however, some of the meta-analysis do show a decrease in overall mortality from any cause of ~15% (ie relative risk of all-cause death (RR, 0.85, 95% CI, 0.81, 0.89, *p < 0.0001) or a nonsignificant decrease in non-cardiovascular deaths, but thats ok.)

[quote]Well, doctors and general dogma constantly make the connection between dietary cholesterol and blood cholesterol. [/quote]THere is a connection, but its also tied into saturated fat intake as well, makes things a little less cut and dried than most doctors (who are not exactly nutrition experts) would generally comment on.

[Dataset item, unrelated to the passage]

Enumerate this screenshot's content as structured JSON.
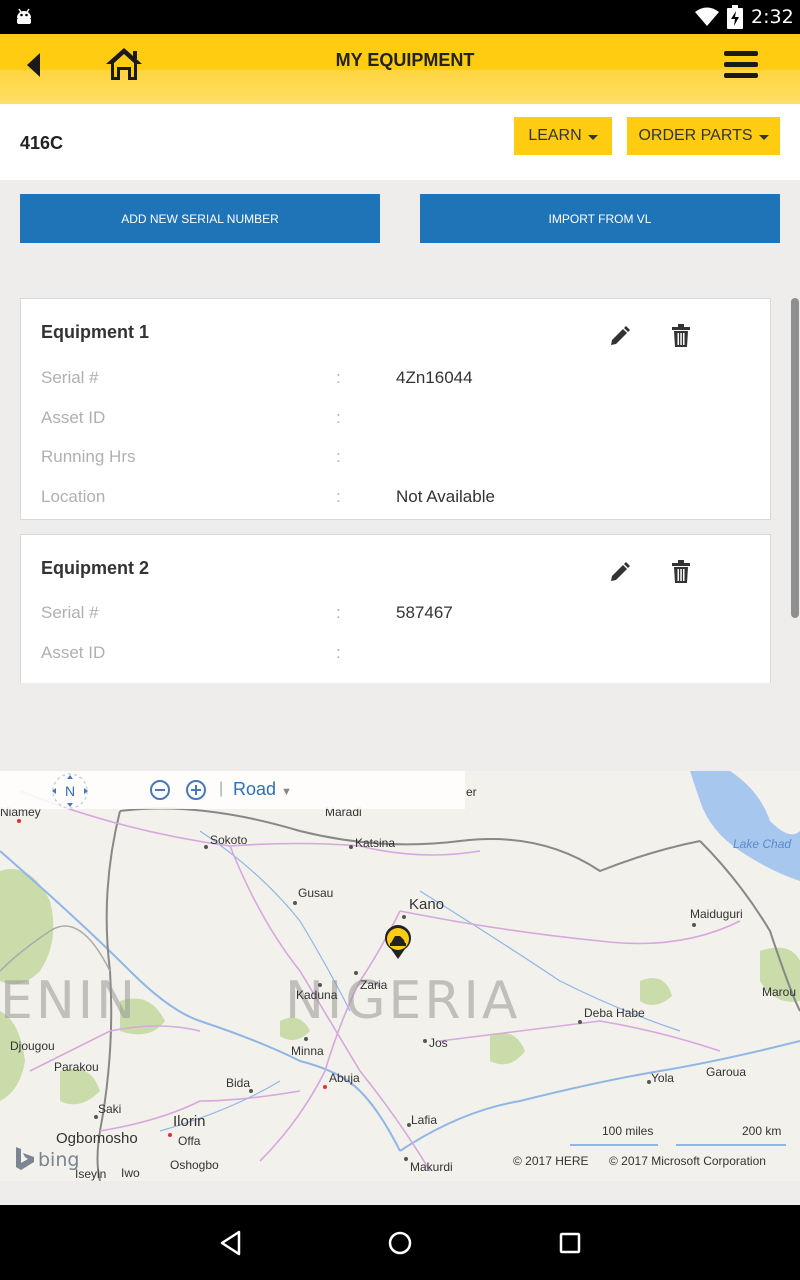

[quote]I don’t buy that. At least, I don’t believe that dietary CHOLESTEROL is very relevent. I do believe DIET is relevant.[/quote]Dietary cholesterol is relevant in some people at a certain level, which is the main reason for the population recommendations, but its not important for normal healthy people. Saturates (or more specifically the hyper-cholesterolaemic ones) are more of an issue, as well as fruits, vegetables, other fatty acid consumpion (like n-3 reduce risk via many mechanisms but usually reduction in risk of thrombogenesis) and potentally certain vitamins, like b6, b12 and folic acid. Coronary/cerebro vascular diseases are not the cause of one single thing, they are multi-factorial. Reducing blood cholesterol is one easy method to reduce risk, but its not hte only way as resarch is pointing to a ton of other potential areas, which one day may make an awsome test (at the moment it looks like certain lipoprotiens + inflammatory markers + potentailly homocysteine, create a awsome test (and moderately cheap - cholesterol being the cheapest, homocystine relatively cheap and hs-CRO requiring specialised equipment usually), with huge power to measure risk.)

[quote]What I am really getting at is, I find it ironic that the same medical community that is so wild about reducing blood cholesterol would advise people to consume fats that have detrimental effects on health (Eat margarine! It has no cholesterol!) when in fact hydrogenated fats have the exact opposite effect on cholesterol than what is considered desirable (increase LDL, decrease HDL).[/quote]Try not to confuse hydrogenated fat with trans fat. And try not confuse margerine with trans fat. Like all things it depends. Other research has shown changing butter for margerine (even the higher trans fat) actually results in an improvement in lipoprotein status. Sure it can be more with a low trans margerine, but thats not hte point.

[quote]The rise of heat disease rates has corresponded with the rise in the use of hydrogenated oils in foods.[/quote]Is that a claim from one of the odd websites or results from an epidemiological study?
Strange thing about the introduction of hydrogenated oils is that the western population started eating more of everything and started doing a lot less of everything else.

They got fat and lazy

[quote]If you think there is one Key or Magic Bullet for heart disease, I would put my money on hydrogenated oils. [/quote]its multifactoral, trans fat is only one part of teh overall picture

[quote]That stuff is literally poison. It is not food, and it has the nasty effects on heart health that blood cholesterol levels get all the blame for.

Nick[/quote]

Hydrogenated fats are not poison, well at least wouldnt be classed as a poison in moderate dosages. The typical american intake of large quantities is a completely different picture. Its one part of an overall picture, and its not obscuring the blood cholesterol effect at all. It had an awful blood cholesterol effect, but its also pro-inflammatory (as is saturates) and potentially pro-carcinogenic amongst others.

Im not defending margerine or trans fats at all, its just taking them within the big picture is also important.